Holy cow, I wrote a book!
have a month where everybody focuses on improving documentation
like that month a few years ago where everybody focused on security?
Well, part of it is that most people suck at technical writing.
The technical part, maybe, but the writing almost definitely not.
Writing is hard (as I've learned firsthand),
and technical writing is a special genre of writing that requires
a comparatively rare skill set,
combining technical background with strong writing skills.
Because it doesn't matter how much technical information you know
if you are unable to convey this information to anyone else clearly.
Also, there are lots of tools available for identifying potential
PREfast, for example, can alert you to potential
buffer overruns, and other scripts can hunt down uses of
deprecated functions and similar potential security problems.

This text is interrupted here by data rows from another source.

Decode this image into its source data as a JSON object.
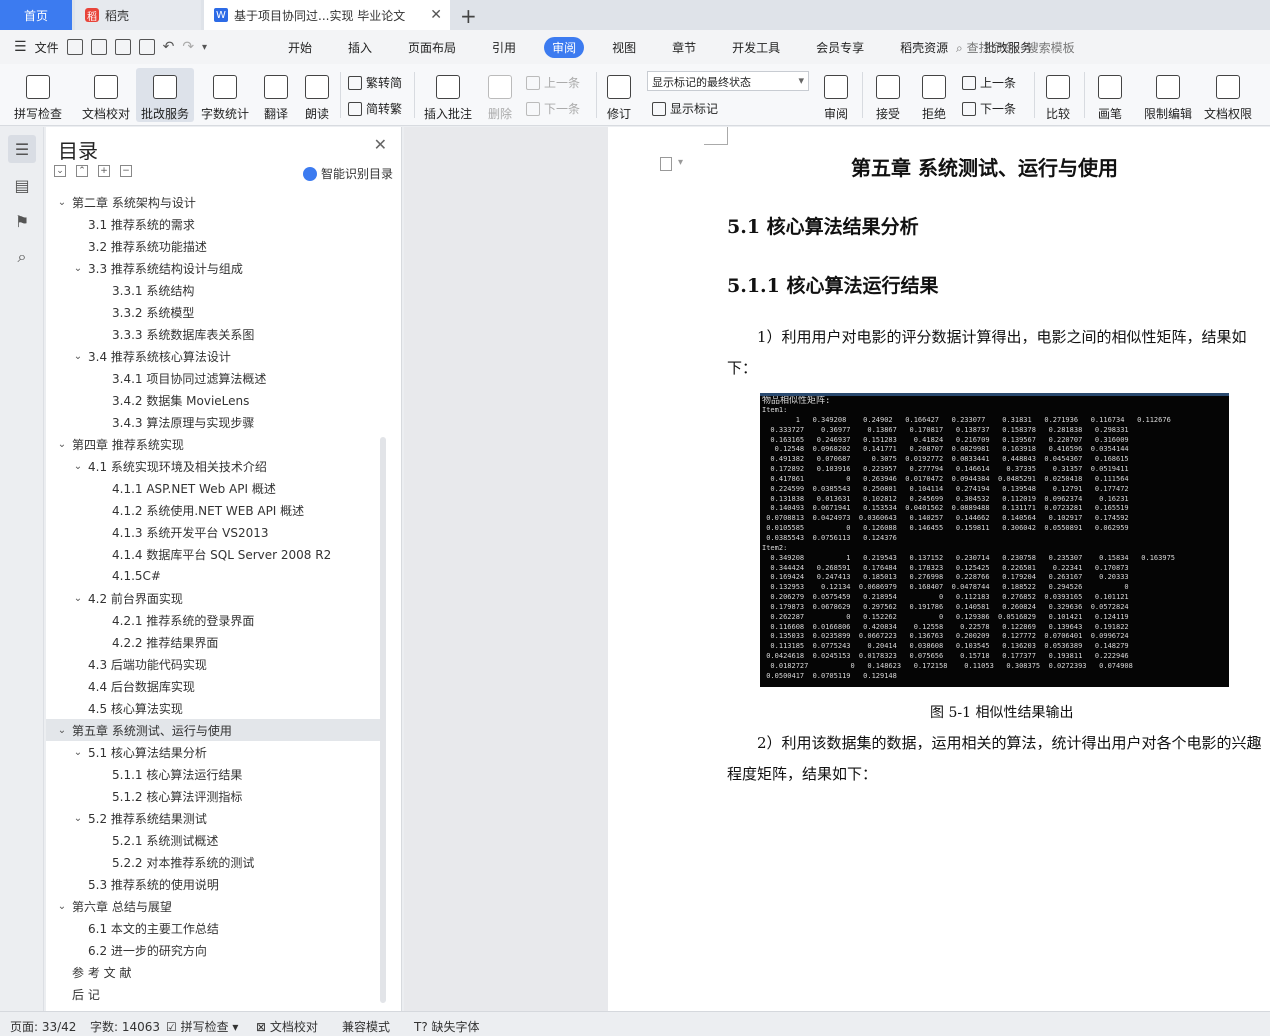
{
  "tabs": {
    "home": "首页",
    "daoke": "稻壳",
    "document": "基于项目协同过...实现 毕业论文"
  },
  "menu": {
    "file": "文件",
    "items": [
      "开始",
      "插入",
      "页面布局",
      "引用",
      "审阅",
      "视图",
      "章节",
      "开发工具",
      "会员专享",
      "稻壳资源",
      "批改服务"
    ],
    "active": "审阅",
    "search": "查找命令、搜索模板"
  },
  "ribbon": {
    "spell_check": "拼写检查",
    "doc_proof": "文档校对",
    "correction": "批改服务",
    "word_count": "字数统计",
    "translate": "翻译",
    "read_aloud": "朗读",
    "to_traditional": "繁转简",
    "to_simplified": "简转繁",
    "insert_comment": "插入批注",
    "delete": "删除",
    "prev": "上一条",
    "next": "下一条",
    "track": "修订",
    "markup_select": "显示标记的最终状态",
    "show_markup": "显示标记",
    "review": "审阅",
    "accept": "接受",
    "reject": "拒绝",
    "prev2": "上一条",
    "next2": "下一条",
    "compare": "比较",
    "pen": "画笔",
    "restrict_edit": "限制编辑",
    "doc_rights": "文档权限"
  },
  "toc": {
    "title": "目录",
    "smart": "智能识别目录",
    "items": [
      {
        "text": "第二章  系统架构与设计",
        "level": 1,
        "chev": "⌄"
      },
      {
        "text": "3.1 推荐系统的需求",
        "level": 2,
        "chev": ""
      },
      {
        "text": "3.2 推荐系统功能描述",
        "level": 2,
        "chev": ""
      },
      {
        "text": "3.3  推荐系统结构设计与组成",
        "level": 2,
        "chev": "⌄"
      },
      {
        "text": "3.3.1  系统结构",
        "level": 3,
        "chev": ""
      },
      {
        "text": "3.3.2  系统模型",
        "level": 3,
        "chev": ""
      },
      {
        "text": "3.3.3  系统数据库表关系图",
        "level": 3,
        "chev": ""
      },
      {
        "text": "3.4  推荐系统核心算法设计",
        "level": 2,
        "chev": "⌄"
      },
      {
        "text": "3.4.1  项目协同过滤算法概述",
        "level": 3,
        "chev": ""
      },
      {
        "text": "3.4.2 数据集 MovieLens",
        "level": 3,
        "chev": ""
      },
      {
        "text": "3.4.3 算法原理与实现步骤",
        "level": 3,
        "chev": ""
      },
      {
        "text": "第四章  推荐系统实现",
        "level": 1,
        "chev": "⌄"
      },
      {
        "text": "4.1  系统实现环境及相关技术介绍",
        "level": 2,
        "chev": "⌄"
      },
      {
        "text": "4.1.1 ASP.NET Web API 概述",
        "level": 3,
        "chev": ""
      },
      {
        "text": "4.1.2  系统使用.NET    WEB API 概述",
        "level": 3,
        "chev": ""
      },
      {
        "text": "4.1.3 系统开发平台  VS2013",
        "level": 3,
        "chev": ""
      },
      {
        "text": "4.1.4 数据库平台  SQL Server 2008 R2",
        "level": 3,
        "chev": ""
      },
      {
        "text": "4.1.5C#",
        "level": 3,
        "chev": ""
      },
      {
        "text": "4.2 前台界面实现",
        "level": 2,
        "chev": "⌄"
      },
      {
        "text": "4.2.1  推荐系统的登录界面",
        "level": 3,
        "chev": ""
      },
      {
        "text": "4.2.2  推荐结果界面",
        "level": 3,
        "chev": ""
      },
      {
        "text": "4.3  后端功能代码实现",
        "level": 2,
        "chev": ""
      },
      {
        "text": "4.4 后台数据库实现",
        "level": 2,
        "chev": ""
      },
      {
        "text": "4.5  核心算法实现",
        "level": 2,
        "chev": ""
      },
      {
        "text": "第五章  系统测试、运行与使用",
        "level": 1,
        "chev": "⌄",
        "selected": true
      },
      {
        "text": "5.1 核心算法结果分析",
        "level": 2,
        "chev": "⌄"
      },
      {
        "text": "5.1.1 核心算法运行结果",
        "level": 3,
        "chev": ""
      },
      {
        "text": "5.1.2 核心算法评测指标",
        "level": 3,
        "chev": ""
      },
      {
        "text": "5.2  推荐系统结果测试",
        "level": 2,
        "chev": "⌄"
      },
      {
        "text": "5.2.1  系统测试概述",
        "level": 3,
        "chev": ""
      },
      {
        "text": "5.2.2  对本推荐系统的测试",
        "level": 3,
        "chev": ""
      },
      {
        "text": "5.3  推荐系统的使用说明",
        "level": 2,
        "chev": ""
      },
      {
        "text": "第六章  总结与展望",
        "level": 1,
        "chev": "⌄"
      },
      {
        "text": "6.1  本文的主要工作总结",
        "level": 2,
        "chev": ""
      },
      {
        "text": "6.2  进一步的研究方向",
        "level": 2,
        "chev": ""
      },
      {
        "text": "参 考 文 献",
        "level": 1,
        "chev": ""
      },
      {
        "text": "后    记",
        "level": 1,
        "chev": ""
      }
    ]
  },
  "document": {
    "chapter_title": "第五章  系统测试、运行与使用",
    "section_title": "5.1 核心算法结果分析",
    "subsection_title": "5.1.1 核心算法运行结果",
    "para1": "1）利用用户对电影的评分数据计算得出，电影之间的相似性矩阵，结果如下：",
    "figure_header": "物品相似性矩阵:",
    "figure_lines": [
      "Item1:",
      "        1   0.349208    0.24902   0.166427   0.233077    0.31831   0.271936   0.116734   0.112676",
      "  0.333727    0.36977    0.13867   0.170817   0.138737   0.158378   0.281838   0.298331",
      "  0.163165   0.246937   0.151283    0.41824   0.216709   0.139567   0.220707   0.316009",
      "   0.12548  0.0968202   0.141771   0.208707  0.0829981   0.163918   0.416596  0.0354144",
      "  0.491382   0.070687     0.3075  0.0192772  0.0833441   0.448843  0.0454367   0.168615",
      "  0.172892   0.103916   0.223957   0.277794   0.146614    0.37335    0.31357  0.0519411",
      "  0.417861          0   0.263946  0.0170472  0.0944384  0.0485291  0.0250418   0.111564",
      "  0.224599  0.0385543   0.250801   0.104114   0.274194   0.139548    0.12791   0.177472",
      "  0.131838   0.013631   0.102812   0.245699   0.304532   0.112019  0.0962374    0.16231",
      "  0.140493  0.0671941   0.153534  0.0401562  0.0889488   0.131171  0.0723281   0.165519",
      " 0.0708813  0.0424973  0.0360643   0.140257   0.144662   0.140564   0.102917   0.174592",
      " 0.0105585          0   0.126088   0.146455   0.159811   0.306042  0.0550891   0.062959",
      " 0.0385543  0.0756113   0.124376",
      "Item2:",
      "  0.349208          1   0.219543   0.137152   0.230714   0.230758   0.235307    0.15834   0.163975",
      "  0.344424   0.268591   0.176484   0.178323   0.125425   0.226581    0.22341   0.170873",
      "  0.169424   0.247413   0.185013   0.276998   0.228766   0.179204   0.263167    0.20333",
      "  0.132953    0.12134  0.0686979   0.168407  0.0478744   0.188522   0.294526          0",
      "  0.206279  0.0575459   0.218954          0   0.112183   0.276852  0.0393165   0.101121",
      "  0.179873  0.0678629   0.297562   0.191786   0.140581   0.260824   0.329636  0.0572824",
      "  0.262287          0   0.152262          0   0.129386  0.0516829   0.101421   0.124119",
      "  0.116608  0.0166806   0.420834    0.12558    0.22578   0.122869   0.139643   0.191822",
      "  0.135033  0.0235899  0.0667223   0.136763   0.200209   0.127772  0.0706401  0.0996724",
      "  0.113185  0.0775243    0.20414   0.038608   0.103545   0.136203  0.0536389   0.148279",
      " 0.0424618  0.0245153  0.0178323   0.075656    0.15718   0.177377   0.193811   0.222946",
      "  0.0182727          0   0.148623   0.172158    0.11053   0.308375  0.0272393   0.074908",
      " 0.0500417  0.0705119   0.129148"
    ],
    "caption": "图 5-1  相似性结果输出",
    "para2": "2）利用该数据集的数据，运用相关的算法，统计得出用户对各个电影的兴趣程度矩阵，结果如下："
  },
  "status": {
    "page": "页面: 33/42",
    "words": "字数: 14063",
    "spell": "拼写检查",
    "proof": "文档校对",
    "compat": "兼容模式",
    "missing_font": "缺失字体"
  }
}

On the other hand, how do you write a script that locates bad documentation?
Pre-emptive snarky comment: "Just write a script that jumps to
a random MSDN page!"
What's more, technical people tend to write documentation for other
technical people, on the assumption that the reader
is already familiar with the material.
Even knowing how to recognize that something "obvious" may not be obvious to
everyone is a skill that takes time to develop.
And as I have learned over and over again,
it's a skill that I myself do not possess.
Consider, for example, my posting that merely
restates what I thought was obvious from the documentation.
There's another problem with taking everybody on the team off their
normal tasks and focusing them on documentation:
How do you explain the one month delay in the product?
Even the one-month delay for the so-called security push
had its skeptics.
Imagine if you told everybody that the product was late
because we pulled the development team off of fixing bugs
and told them to write documentation.